▶ **Task item**
Below are some records. How many of their lines contain the string "JSON"? Answer with the number alone.

■ ■ ■

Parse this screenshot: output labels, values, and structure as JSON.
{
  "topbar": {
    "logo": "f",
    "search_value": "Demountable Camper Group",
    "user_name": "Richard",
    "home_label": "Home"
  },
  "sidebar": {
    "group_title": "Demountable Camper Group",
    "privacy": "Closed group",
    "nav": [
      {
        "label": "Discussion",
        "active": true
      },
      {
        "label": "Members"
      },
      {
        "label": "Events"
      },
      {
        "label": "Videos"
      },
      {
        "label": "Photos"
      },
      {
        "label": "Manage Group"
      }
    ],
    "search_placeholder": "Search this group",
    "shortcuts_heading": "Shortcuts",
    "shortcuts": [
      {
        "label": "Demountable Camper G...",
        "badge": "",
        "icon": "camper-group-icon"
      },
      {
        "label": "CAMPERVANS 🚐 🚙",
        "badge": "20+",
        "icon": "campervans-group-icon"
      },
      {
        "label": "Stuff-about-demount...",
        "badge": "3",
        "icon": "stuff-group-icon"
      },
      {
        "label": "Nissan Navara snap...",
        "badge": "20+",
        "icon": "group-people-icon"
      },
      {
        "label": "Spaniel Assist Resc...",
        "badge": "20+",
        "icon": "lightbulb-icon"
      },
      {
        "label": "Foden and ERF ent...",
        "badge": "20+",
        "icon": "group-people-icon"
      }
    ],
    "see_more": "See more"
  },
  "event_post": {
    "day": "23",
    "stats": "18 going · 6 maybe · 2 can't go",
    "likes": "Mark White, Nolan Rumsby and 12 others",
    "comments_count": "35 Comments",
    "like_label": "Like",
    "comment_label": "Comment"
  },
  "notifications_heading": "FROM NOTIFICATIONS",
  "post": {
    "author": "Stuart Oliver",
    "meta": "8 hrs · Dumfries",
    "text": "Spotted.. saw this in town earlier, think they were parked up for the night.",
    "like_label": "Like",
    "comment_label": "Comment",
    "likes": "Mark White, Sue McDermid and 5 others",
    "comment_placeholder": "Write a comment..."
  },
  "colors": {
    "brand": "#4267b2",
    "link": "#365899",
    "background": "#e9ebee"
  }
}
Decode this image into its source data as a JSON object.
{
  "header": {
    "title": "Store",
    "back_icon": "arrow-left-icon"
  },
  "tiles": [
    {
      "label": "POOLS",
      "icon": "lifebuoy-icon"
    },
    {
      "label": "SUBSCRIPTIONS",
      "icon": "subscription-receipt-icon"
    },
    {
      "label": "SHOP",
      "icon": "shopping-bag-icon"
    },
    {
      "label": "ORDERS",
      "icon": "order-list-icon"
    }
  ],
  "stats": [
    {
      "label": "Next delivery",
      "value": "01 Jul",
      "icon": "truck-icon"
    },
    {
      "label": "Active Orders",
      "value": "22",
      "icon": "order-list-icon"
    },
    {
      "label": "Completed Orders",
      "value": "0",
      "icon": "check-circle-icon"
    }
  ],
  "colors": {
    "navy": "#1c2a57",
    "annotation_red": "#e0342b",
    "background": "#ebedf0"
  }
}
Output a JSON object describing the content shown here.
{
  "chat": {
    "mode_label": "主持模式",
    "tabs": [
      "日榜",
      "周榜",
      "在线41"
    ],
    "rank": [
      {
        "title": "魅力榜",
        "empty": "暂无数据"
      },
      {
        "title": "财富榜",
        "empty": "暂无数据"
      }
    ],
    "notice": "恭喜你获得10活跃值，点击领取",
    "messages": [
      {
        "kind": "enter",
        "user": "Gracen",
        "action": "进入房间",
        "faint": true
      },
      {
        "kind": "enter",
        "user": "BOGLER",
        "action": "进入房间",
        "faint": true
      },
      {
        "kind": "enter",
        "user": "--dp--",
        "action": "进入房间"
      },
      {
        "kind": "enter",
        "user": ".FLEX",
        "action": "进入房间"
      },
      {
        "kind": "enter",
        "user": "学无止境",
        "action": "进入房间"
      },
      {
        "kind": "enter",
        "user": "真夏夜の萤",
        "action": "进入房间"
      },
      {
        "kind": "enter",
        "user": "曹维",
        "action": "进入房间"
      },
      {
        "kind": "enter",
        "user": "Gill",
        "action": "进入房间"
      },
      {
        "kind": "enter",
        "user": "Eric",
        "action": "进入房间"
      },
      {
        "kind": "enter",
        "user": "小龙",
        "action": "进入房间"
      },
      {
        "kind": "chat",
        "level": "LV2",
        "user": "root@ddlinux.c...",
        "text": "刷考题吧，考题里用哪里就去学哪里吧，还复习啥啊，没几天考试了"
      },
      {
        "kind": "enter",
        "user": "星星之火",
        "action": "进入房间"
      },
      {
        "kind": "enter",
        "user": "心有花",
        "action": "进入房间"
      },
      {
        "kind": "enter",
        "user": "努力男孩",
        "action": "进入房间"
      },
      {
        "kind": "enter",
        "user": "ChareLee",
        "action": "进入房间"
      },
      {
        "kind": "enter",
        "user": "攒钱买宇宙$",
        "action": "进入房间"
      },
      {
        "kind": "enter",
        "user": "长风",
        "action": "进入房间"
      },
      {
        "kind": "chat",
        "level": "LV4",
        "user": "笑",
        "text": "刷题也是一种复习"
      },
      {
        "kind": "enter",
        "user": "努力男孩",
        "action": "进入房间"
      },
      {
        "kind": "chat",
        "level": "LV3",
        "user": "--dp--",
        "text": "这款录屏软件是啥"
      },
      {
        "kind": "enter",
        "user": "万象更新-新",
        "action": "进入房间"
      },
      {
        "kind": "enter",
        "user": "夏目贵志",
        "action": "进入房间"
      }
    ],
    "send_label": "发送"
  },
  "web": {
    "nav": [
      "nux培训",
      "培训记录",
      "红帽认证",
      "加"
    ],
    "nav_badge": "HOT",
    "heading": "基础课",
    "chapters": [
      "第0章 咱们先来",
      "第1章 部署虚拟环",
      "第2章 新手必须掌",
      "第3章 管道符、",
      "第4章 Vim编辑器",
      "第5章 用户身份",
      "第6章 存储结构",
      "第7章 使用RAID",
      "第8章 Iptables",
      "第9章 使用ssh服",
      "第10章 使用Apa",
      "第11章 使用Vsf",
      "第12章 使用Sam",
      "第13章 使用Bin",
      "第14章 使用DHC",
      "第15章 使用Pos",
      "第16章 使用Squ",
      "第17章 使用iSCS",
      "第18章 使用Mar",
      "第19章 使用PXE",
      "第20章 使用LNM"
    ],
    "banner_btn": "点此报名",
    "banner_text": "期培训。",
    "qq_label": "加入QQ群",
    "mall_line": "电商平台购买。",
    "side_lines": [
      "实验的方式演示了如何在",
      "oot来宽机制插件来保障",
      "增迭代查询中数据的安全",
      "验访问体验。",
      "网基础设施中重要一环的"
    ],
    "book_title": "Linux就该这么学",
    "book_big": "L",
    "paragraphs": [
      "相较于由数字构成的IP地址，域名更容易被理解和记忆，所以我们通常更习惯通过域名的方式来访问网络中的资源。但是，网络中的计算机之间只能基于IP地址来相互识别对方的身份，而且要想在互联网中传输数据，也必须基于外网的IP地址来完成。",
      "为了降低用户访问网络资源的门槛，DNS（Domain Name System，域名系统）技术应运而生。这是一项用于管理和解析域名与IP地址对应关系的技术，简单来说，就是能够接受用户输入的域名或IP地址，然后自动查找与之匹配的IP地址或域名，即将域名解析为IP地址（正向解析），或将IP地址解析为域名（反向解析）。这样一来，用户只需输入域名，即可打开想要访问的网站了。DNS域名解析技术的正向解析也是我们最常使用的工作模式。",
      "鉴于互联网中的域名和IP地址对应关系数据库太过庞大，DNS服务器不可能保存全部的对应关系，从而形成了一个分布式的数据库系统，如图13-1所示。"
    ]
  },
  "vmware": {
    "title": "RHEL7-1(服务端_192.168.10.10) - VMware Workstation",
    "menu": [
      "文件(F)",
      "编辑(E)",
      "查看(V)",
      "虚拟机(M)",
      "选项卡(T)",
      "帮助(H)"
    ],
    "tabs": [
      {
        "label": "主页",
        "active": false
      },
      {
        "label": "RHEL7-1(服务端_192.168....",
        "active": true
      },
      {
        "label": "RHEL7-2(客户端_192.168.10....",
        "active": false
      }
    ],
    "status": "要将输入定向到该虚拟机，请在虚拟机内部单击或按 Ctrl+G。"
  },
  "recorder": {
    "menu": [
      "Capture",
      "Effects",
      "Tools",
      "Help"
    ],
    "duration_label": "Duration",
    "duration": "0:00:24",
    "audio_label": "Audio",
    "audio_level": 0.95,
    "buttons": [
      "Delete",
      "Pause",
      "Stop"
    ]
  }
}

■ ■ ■

▶ **Your response**
3